Reformed groups agree on new global body: "God has called us to be part of a communion"

The World Alliance of Reformed Churches has agreed to unite with the Reformed Ecumenical Council to create a new “global entity” that will form a constituency of 80 million Reformed Christians.

“This is a truly, truly important moment,” said WARC president Clifton Kirkpatrick after the alliance’s executive committee, meeting in Trinidad and Tobago, voted unanimously October 22 to unite with the REC, whose executive committee had agreed to the proposal in March.

At the meeting’s opening worship, which resounded with Caribbean steel drums and traditional organ music, Kirkpatrick, the outgoing stated clerk of the Presbyterian Church (U.S.A.), had declared, “The heart of the gospel is that we are better together. God has called us to be part of a communion, part of a community.”

While the PCUSA has gone through decades of theological disputes, Kirkpatrick said the Reformed churches collectively “are being called to claim the unity given in Christ.” He conceded that such unity is not often a Reformed virtue. “When we disagree with one another, all too often we end up splitting.” But WARC general secretary Setri Nyomi said after the unanimous approval to unite: “We will be a stronger community which serves a wider part of the Reformed family.”

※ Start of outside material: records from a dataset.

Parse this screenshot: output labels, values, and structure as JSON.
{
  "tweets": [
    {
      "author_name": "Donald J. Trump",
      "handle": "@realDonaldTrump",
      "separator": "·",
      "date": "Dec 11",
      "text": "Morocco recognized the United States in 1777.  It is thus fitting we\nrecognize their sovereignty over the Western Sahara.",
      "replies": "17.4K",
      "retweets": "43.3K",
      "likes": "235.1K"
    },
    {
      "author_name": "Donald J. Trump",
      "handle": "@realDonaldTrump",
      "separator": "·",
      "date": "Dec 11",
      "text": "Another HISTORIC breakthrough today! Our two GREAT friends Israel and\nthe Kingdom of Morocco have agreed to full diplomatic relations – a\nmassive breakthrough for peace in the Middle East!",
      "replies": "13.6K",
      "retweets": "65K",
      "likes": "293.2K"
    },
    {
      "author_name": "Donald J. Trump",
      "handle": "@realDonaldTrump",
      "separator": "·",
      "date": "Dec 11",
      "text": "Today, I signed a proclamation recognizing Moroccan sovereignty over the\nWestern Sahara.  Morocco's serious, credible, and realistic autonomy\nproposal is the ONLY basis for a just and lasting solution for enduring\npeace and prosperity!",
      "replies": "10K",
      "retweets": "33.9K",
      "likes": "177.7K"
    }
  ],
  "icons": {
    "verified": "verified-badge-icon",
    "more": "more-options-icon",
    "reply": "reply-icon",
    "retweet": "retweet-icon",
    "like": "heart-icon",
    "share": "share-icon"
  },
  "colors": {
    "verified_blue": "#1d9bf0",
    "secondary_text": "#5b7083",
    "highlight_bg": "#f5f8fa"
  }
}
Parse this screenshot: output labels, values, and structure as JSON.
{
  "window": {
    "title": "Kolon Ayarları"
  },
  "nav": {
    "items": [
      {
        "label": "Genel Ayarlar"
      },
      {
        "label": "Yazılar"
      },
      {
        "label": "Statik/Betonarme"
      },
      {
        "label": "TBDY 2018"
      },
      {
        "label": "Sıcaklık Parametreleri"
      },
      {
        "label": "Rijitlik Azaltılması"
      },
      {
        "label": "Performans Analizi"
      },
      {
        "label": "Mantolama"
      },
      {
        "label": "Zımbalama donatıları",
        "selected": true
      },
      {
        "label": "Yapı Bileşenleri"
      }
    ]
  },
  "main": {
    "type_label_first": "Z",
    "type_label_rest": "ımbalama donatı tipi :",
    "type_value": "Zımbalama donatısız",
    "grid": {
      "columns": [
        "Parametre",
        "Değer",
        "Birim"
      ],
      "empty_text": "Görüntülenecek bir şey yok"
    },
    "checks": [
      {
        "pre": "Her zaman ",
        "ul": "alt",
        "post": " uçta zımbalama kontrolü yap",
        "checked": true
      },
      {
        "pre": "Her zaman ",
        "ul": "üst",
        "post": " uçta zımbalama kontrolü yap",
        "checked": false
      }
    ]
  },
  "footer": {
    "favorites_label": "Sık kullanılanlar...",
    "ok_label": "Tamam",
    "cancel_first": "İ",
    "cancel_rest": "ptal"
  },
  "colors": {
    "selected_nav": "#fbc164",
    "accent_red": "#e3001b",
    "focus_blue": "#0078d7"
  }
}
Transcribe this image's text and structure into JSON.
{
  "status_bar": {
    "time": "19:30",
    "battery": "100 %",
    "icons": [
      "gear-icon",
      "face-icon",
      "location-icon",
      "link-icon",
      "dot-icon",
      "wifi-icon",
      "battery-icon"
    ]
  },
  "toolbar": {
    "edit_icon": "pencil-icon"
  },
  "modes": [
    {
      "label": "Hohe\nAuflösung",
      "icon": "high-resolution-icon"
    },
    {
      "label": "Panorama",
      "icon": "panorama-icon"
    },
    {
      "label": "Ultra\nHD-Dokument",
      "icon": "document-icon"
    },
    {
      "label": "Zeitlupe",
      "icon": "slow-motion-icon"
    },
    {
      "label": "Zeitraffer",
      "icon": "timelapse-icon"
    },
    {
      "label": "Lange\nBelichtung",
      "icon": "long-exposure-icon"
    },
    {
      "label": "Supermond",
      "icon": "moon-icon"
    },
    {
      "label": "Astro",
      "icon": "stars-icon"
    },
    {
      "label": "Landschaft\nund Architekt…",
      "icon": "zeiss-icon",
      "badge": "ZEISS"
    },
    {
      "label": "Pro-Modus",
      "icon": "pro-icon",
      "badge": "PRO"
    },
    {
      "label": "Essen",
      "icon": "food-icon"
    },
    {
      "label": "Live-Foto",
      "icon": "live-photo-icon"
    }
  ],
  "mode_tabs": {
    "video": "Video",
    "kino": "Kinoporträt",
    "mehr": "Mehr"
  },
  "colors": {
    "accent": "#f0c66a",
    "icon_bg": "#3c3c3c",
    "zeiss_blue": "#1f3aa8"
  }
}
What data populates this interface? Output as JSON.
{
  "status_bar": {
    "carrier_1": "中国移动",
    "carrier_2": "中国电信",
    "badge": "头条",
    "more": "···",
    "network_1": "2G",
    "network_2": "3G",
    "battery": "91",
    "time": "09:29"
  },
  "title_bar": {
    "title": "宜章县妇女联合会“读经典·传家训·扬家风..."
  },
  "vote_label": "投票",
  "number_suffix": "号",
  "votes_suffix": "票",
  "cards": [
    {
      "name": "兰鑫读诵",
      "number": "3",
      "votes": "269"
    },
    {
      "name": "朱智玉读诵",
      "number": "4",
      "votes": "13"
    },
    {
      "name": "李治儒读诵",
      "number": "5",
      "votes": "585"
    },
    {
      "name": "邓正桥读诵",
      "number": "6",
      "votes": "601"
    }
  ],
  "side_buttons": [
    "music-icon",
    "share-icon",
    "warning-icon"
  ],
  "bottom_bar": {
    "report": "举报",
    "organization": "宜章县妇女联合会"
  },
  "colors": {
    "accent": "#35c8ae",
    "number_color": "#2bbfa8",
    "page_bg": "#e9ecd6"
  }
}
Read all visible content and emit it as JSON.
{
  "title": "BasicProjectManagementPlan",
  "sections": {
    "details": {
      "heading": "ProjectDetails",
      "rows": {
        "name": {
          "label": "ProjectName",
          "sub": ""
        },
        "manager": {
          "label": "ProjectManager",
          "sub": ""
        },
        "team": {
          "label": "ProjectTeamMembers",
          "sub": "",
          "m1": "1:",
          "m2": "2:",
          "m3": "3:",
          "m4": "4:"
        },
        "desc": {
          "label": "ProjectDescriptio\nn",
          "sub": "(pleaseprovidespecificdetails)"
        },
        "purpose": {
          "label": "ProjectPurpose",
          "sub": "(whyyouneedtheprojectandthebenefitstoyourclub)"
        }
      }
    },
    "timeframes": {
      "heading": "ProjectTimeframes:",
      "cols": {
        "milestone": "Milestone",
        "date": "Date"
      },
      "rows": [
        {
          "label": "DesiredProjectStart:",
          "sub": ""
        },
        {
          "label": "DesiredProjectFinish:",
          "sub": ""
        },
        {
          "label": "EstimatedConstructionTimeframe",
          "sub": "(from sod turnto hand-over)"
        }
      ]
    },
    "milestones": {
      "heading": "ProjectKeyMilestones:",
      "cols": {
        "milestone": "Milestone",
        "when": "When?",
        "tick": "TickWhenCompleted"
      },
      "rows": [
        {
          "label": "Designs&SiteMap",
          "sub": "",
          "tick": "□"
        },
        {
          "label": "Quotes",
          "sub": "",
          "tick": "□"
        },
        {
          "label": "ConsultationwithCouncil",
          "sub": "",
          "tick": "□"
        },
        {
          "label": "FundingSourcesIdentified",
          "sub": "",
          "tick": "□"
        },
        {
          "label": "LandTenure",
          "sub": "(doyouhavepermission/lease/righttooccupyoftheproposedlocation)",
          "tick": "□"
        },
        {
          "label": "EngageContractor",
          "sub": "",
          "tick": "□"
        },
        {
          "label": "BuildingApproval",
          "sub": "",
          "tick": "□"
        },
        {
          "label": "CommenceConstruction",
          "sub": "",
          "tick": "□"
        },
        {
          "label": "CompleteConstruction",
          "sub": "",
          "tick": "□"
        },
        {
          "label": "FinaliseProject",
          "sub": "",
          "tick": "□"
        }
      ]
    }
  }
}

Nyomi’s sentiment was echoed by the REC president, Dutch pastor Douwe Visser, who said that Reformed churches would now have a “stronger voice.” Richard van Houten, the Michigan-based general secretary of the REC, said he was “delighted” over the agreement, which became a serious proposal only last year.

The Geneva-based WARC has 75 million members in 214 churches in 107 countries, while the REC, headquartered in Grand Rapids, Michigan, has 12 million members belonging to 39 churches in 25 countries. Of the REC’s member churches, 27 also belong to WARC.

The two groupings trace their roots to the 16th-century Reformation led by John Calvin, John Knox and others, as well as to earlier church reform groups such as the Waldensians in the Piedmont valleys of Italy and the followers of Jan Hus in the Czech lands.

The REC was founded in 1946 as a group of Reformed churches not aligned with WARC. But from the 1960s onwards some churches became members of both bodies.

The leaders proposed that the new body be called the “World Reformed Communion,” but the WARC governing body has recommended further discussions about the name.

All member churches of the two existing groups would become members of the new body, with the exception of churches under suspension in either organization. The new Reformed body will also invite movements, agencies and theological institutions into active affiliation. –Ecumenical News International